Charlotte Peterson ’22 looks at global politics through two lenses during internships with the Council on Foreign Relations and the Nobel-nominated human rights group Mwatana.
Last spring, amid the ongoing crisis in Yemen, Charlotte Peterson ’22 was helping document human rights conditions from behind her computer screen in Geneva, N.Y. Peterson first began researching the country’s civil war during her 2020 political science capstone course for a project comparing the conflicts in Yemen and Syria. By the following semester, she was working with Mwatana, the independent Yemeni human rights organization that was nominated for the 2021 Nobel Peace Prize.
As with many humanitarian groups focusing on documentation, Mwatana’s efforts revolve around accountability for perpetrators of abuses, Peterson says. “That’s where things tend to be focused most heavily,” she says, noting that at the UN and the International Criminal Court, “certain mechanisms exist solely to accumulate evidence for the potential of one day bringing people to court.”
In addition to documentation of human rights abuses and advocacy work, Mwatana helps raise global awareness of the nearly decade-long civil war.
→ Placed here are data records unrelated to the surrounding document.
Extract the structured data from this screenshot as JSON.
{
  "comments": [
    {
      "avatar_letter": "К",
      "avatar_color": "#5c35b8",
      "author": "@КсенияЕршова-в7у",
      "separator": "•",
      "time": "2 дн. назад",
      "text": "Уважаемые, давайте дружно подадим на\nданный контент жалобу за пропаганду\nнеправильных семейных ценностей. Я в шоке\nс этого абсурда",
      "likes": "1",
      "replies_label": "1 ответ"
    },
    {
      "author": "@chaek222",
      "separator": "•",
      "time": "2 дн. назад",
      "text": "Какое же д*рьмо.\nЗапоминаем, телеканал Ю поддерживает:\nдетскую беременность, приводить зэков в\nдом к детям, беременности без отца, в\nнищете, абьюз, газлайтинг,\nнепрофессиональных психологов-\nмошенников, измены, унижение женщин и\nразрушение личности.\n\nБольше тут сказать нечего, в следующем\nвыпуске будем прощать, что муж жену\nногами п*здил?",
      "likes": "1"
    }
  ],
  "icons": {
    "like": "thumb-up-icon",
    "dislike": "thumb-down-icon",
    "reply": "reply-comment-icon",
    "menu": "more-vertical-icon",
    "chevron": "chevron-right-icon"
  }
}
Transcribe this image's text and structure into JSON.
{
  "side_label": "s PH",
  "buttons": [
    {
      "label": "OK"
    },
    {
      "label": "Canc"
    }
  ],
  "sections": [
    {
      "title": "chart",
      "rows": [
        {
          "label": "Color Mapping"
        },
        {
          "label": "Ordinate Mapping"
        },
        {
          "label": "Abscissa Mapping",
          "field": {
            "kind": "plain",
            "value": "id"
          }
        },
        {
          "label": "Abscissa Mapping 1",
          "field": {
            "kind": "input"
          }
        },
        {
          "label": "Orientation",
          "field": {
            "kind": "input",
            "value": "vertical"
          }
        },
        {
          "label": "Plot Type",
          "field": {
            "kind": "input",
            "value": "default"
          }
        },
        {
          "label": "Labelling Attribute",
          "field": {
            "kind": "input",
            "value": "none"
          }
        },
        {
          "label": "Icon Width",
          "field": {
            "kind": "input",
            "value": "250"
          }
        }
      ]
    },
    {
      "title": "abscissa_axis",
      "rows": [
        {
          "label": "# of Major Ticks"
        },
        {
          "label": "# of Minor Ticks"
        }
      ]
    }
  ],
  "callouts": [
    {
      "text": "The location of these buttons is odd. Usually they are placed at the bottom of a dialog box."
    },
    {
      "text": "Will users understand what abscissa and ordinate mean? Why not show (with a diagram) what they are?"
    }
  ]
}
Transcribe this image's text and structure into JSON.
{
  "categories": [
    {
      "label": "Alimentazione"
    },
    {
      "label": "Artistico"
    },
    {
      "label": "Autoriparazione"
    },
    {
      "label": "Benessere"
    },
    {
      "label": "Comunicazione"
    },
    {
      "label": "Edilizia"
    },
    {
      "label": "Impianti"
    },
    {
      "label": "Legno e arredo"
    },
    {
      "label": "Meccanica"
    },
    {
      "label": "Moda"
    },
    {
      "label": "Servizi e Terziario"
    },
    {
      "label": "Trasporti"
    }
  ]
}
Peterson says geographical and political distances mean “conflicts like Syria and Yemen aren’t super tangible here,” but the internship helped her “see that distance in a different way,” she says.
This fall, Peterson combined her capstone project and internship experience in an independent study, analyzing how documentation efforts by groups like Mwatana can “impact people on the ground” and contribute to “peacebuilding efforts and opportunities for accountability.”
She also began an internship with the Council on Foreign Relations (CFR), whose goal is “to start a conversation in this country about the need for Americans to better understand the world.” There, Peterson has continued to “combine and draw on my coursework from history and political science, and apply that” to her assignments, though in a new context. As an intern for the CFR’s Director of Studies and the Vice President, she has been researching key historical events of the past 100 years and their role in U.S. foreign policy today.
Compared to the on-the-ground nature of Mwatana’s efforts, the scope of the work at CFR is more focused on the “higher politics” of diplomacy writ large. “When you’re working with a human rights organization, it’s more mission focused rather than subject focused,” she explains. “You’re thinking about the future — what you want to happen,” whereas with a think tank like CFR, “I’m thinking a lot about specific events” in historical context and how they’re linked to long-term diplomatic strategy.
Throughout this work, the highlight has been the “chance to take what I was reading about in the classroom and participate in it…to actually work with the issues I was studying,” she says. “My coursework at HWS has really shaped my critical thinking and analytical skills, which have been absolutely essential to my work in political research, no matter what organization I have been working for. I really owe a lot to my professors and peers at HWS who have challenged me to think in new ways and tackle complex problems.”